As SHARE turns 65 and the mainframe turns 56, it’s significant that Moore’s Law has been around for 55 of those years — since 1965. Over the last five decades, the world of computing has come to rely on ever-denser and faster computing technology to mitigate the constantly increasing amount of functionality packed into a given amount of capacity and response time. We also have come to take for granted that every hardware aspect of computing followed this “law” that was assumed to suggest that the capacity and performance of computers would double every 18 to 24 months.
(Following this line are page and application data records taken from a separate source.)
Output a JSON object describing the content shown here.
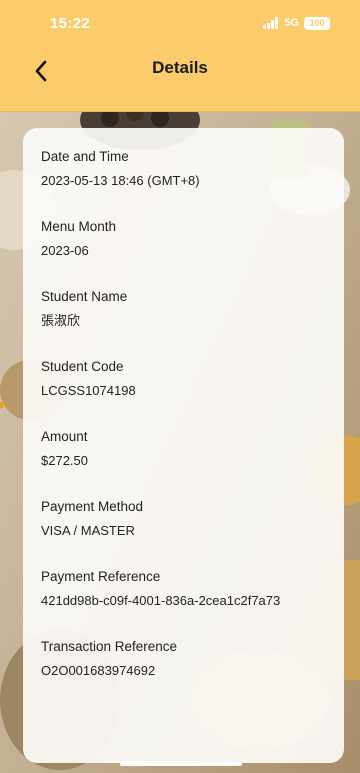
{
  "status_bar": {
    "time": "15:22",
    "network": "5G",
    "battery": "100"
  },
  "header": {
    "title": "Details",
    "back_icon": "chevron-left-icon"
  },
  "details": {
    "fields": [
      {
        "label": "Date and Time",
        "value": "2023-05-13 18:46 (GMT+8)"
      },
      {
        "label": "Menu Month",
        "value": "2023-06"
      },
      {
        "label": "Student Name",
        "value": "張淑欣"
      },
      {
        "label": "Student Code",
        "value": "LCGSS1074198"
      },
      {
        "label": "Amount",
        "value": "$272.50"
      },
      {
        "label": "Payment Method",
        "value": "VISA / MASTER"
      },
      {
        "label": "Payment Reference",
        "value": "421dd98b-c09f-4001-836a-2cea1c2f7a73"
      },
      {
        "label": "Transaction Reference",
        "value": "O2O001683974692"
      }
    ]
  },
  "colors": {
    "header_bg": "#fccb6b",
    "text": "#222222",
    "card_bg": "#fcfbf8"
  }
}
Of course, in its original form, Moore’s Law was much simpler. As Wikipedia tells us, Gordon Moore, who went on to co-found Intel, first observed that “the complexity for minimum component costs has increased at a rate of roughly a factor of two per year. Certainly, over the short term, this rate can be expected to continue, if not increase. Over the longer term, the rate of increase is a bit more uncertain, although there is no reason to believe it will not remain nearly constant for at least 10 years.”